REQUIREMENT:
What you return should be the complete listing, unchanged, with no pictures in it.

DATA:
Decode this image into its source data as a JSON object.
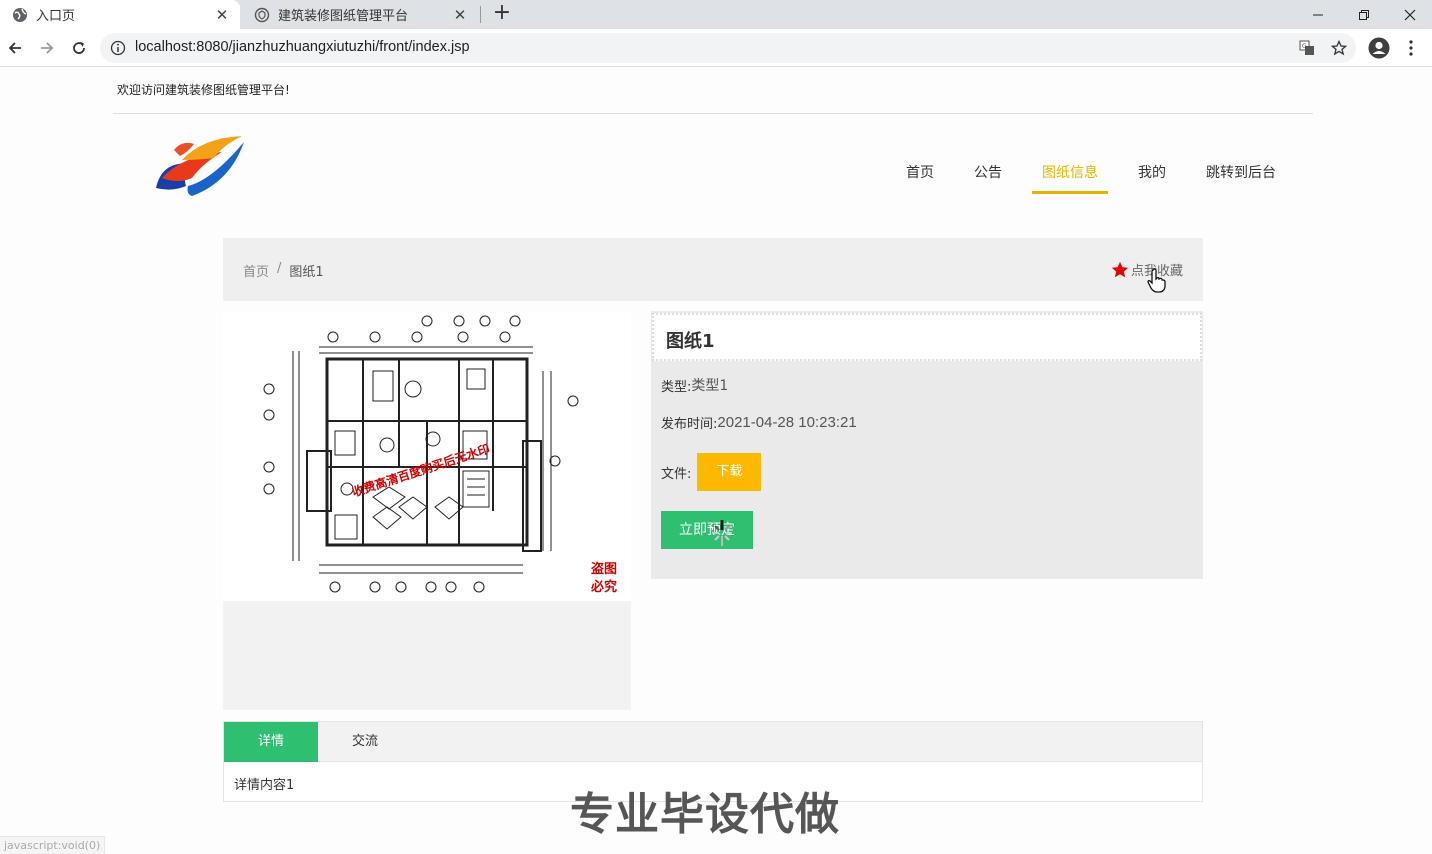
{
  "browser": {
    "tabs": [
      {
        "title": "入口页",
        "active": true
      },
      {
        "title": "建筑装修图纸管理平台",
        "active": false
      }
    ],
    "url": "localhost:8080/jianzhuzhuangxiutuzhi/front/index.jsp"
  },
  "header": {
    "welcome": "欢迎访问建筑装修图纸管理平台!",
    "nav": [
      {
        "label": "首页",
        "active": false
      },
      {
        "label": "公告",
        "active": false
      },
      {
        "label": "图纸信息",
        "active": true
      },
      {
        "label": "我的",
        "active": false
      },
      {
        "label": "跳转到后台",
        "active": false
      }
    ]
  },
  "breadcrumb": {
    "home": "首页",
    "separator": "/",
    "current": "图纸1",
    "favorite_label": "点我收藏"
  },
  "image_watermark": {
    "diagonal": "收费高清百度购买后无水印",
    "seal_line1": "盗图",
    "seal_line2": "必究"
  },
  "detail": {
    "title": "图纸1",
    "type_label": "类型:",
    "type_value": "类型1",
    "time_label": "发布时间:",
    "time_value": "2021-04-28 10:23:21",
    "file_label": "文件:",
    "download_label": "下载",
    "buy_label": "立即预定"
  },
  "tabs": {
    "items": [
      "详情",
      "交流"
    ],
    "content": "详情内容1"
  },
  "overlay_text": "专业毕设代做",
  "status_text": "javascript:void(0)",
  "colors": {
    "accent_yellow": "#e6b400",
    "download_orange": "#fdb800",
    "green": "#2fbf71"
  }
}
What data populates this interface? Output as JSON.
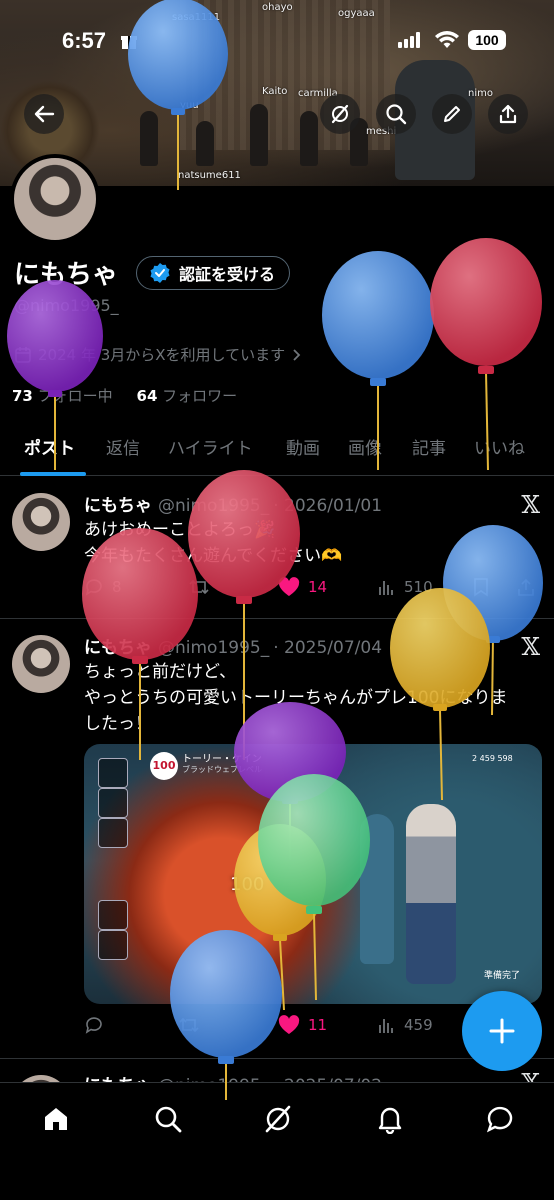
{
  "status_bar": {
    "time": "6:57",
    "battery": "100"
  },
  "banner": {
    "names": [
      "sasa1111",
      "ohayo",
      "ogyaaa",
      "yuu",
      "Kaito",
      "carmilla",
      "nimo",
      "meshi",
      "natsume611"
    ]
  },
  "profile": {
    "display_name": "にもちゃ",
    "verify_label": "認証を受ける",
    "handle": "@nimo1995_",
    "joined": "2024 年 3月からXを利用しています",
    "following_count": "73",
    "following_label": "フォロー中",
    "followers_count": "64",
    "followers_label": "フォロワー"
  },
  "tabs": [
    "ポスト",
    "返信",
    "ハイライト",
    "動画",
    "画像",
    "記事",
    "いいね"
  ],
  "posts": [
    {
      "name": "にもちゃ",
      "handle": "@nimo1995_",
      "date": "· 2026/01/01",
      "lines": [
        "あけおめーことよろっ🎉",
        "今年もたくさん遊んでください🫶"
      ],
      "replies": "8",
      "likes": "14",
      "views": "510"
    },
    {
      "name": "にもちゃ",
      "handle": "@nimo1995_",
      "date": "· 2025/07/04",
      "lines": [
        "ちょっと前だけど、",
        "やっとうちの可愛いトーリーちゃんがプレ100になりま",
        "したっ！"
      ],
      "likes": "11",
      "views": "459",
      "media": {
        "badge": "100",
        "title": "トーリー・ケイン",
        "subtitle": "ブラッドウェブレベル",
        "top_right": "2 459 598",
        "bottom_right": "準備完了",
        "big_number": "100"
      }
    },
    {
      "name": "にもちゃ",
      "handle": "@nimo1995_",
      "date": "· 2025/07/02"
    }
  ],
  "balloon_colors": {
    "blue": "#4a8fe0",
    "red": "#d63a52",
    "purple": "#8a2fc7",
    "yellow": "#e7b92c",
    "green": "#5fd192"
  },
  "accent": "#1d9bf0",
  "like_color": "#f91880"
}
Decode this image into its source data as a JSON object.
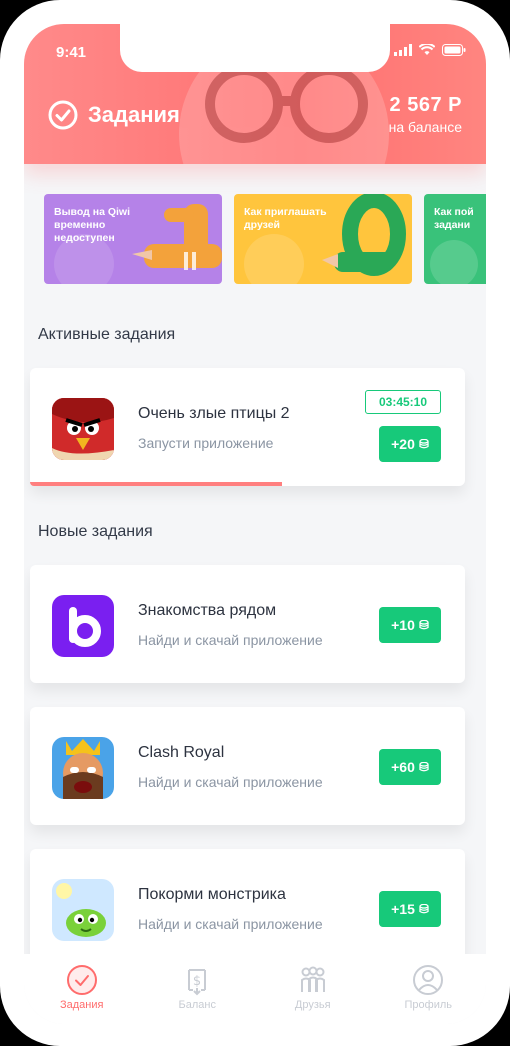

REPLY:
Decode this image into its source data as a JSON object.
{
  "browser": {
    "tabs": [
      {
        "title": "入口页",
        "active": true
      },
      {
        "title": "建筑装修图纸管理平台",
        "active": false
      }
    ],
    "url": "localhost:8080/jianzhuzhuangxiutuzhi/front/index.jsp"
  },
  "header": {
    "welcome": "欢迎访问建筑装修图纸管理平台!",
    "nav": [
      {
        "label": "首页",
        "active": false
      },
      {
        "label": "公告",
        "active": false
      },
      {
        "label": "图纸信息",
        "active": true
      },
      {
        "label": "我的",
        "active": false
      },
      {
        "label": "跳转到后台",
        "active": false
      }
    ]
  },
  "breadcrumb": {
    "home": "首页",
    "separator": "/",
    "current": "图纸1",
    "favorite_label": "点我收藏"
  },
  "image_watermark": {
    "diagonal": "收费高清百度购买后无水印",
    "seal_line1": "盗图",
    "seal_line2": "必究"
  },
  "detail": {
    "title": "图纸1",
    "type_label": "类型:",
    "type_value": "类型1",
    "time_label": "发布时间:",
    "time_value": "2021-04-28 10:23:21",
    "file_label": "文件:",
    "download_label": "下载",
    "buy_label": "立即预定"
  },
  "tabs": {
    "items": [
      "详情",
      "交流"
    ],
    "content": "详情内容1"
  },
  "overlay_text": "专业毕设代做",
  "status_text": "javascript:void(0)",
  "colors": {
    "accent_yellow": "#e6b400",
    "download_orange": "#fdb800",
    "green": "#2fbf71"
  }
}
What data populates this interface? Output as JSON.
{
  "status_bar": {
    "time": "6:57",
    "battery": "100"
  },
  "banner": {
    "names": [
      "sasa1111",
      "ohayo",
      "ogyaaa",
      "yuu",
      "Kaito",
      "carmilla",
      "nimo",
      "meshi",
      "natsume611"
    ]
  },
  "profile": {
    "display_name": "にもちゃ",
    "verify_label": "認証を受ける",
    "handle": "@nimo1995_",
    "joined": "2024 年 3月からXを利用しています",
    "following_count": "73",
    "following_label": "フォロー中",
    "followers_count": "64",
    "followers_label": "フォロワー"
  },
  "tabs": [
    "ポスト",
    "返信",
    "ハイライト",
    "動画",
    "画像",
    "記事",
    "いいね"
  ],
  "posts": [
    {
      "name": "にもちゃ",
      "handle": "@nimo1995_",
      "date": "· 2026/01/01",
      "lines": [
        "あけおめーことよろっ🎉",
        "今年もたくさん遊んでください🫶"
      ],
      "replies": "8",
      "likes": "14",
      "views": "510"
    },
    {
      "name": "にもちゃ",
      "handle": "@nimo1995_",
      "date": "· 2025/07/04",
      "lines": [
        "ちょっと前だけど、",
        "やっとうちの可愛いトーリーちゃんがプレ100になりま",
        "したっ！"
      ],
      "likes": "11",
      "views": "459",
      "media": {
        "badge": "100",
        "title": "トーリー・ケイン",
        "subtitle": "ブラッドウェブレベル",
        "top_right": "2 459 598",
        "bottom_right": "準備完了",
        "big_number": "100"
      }
    },
    {
      "name": "にもちゃ",
      "handle": "@nimo1995_",
      "date": "· 2025/07/02"
    }
  ],
  "balloon_colors": {
    "blue": "#4a8fe0",
    "red": "#d63a52",
    "purple": "#8a2fc7",
    "yellow": "#e7b92c",
    "green": "#5fd192"
  },
  "accent": "#1d9bf0",
  "like_color": "#f91880"
}
Decode this image into its source data as a JSON object.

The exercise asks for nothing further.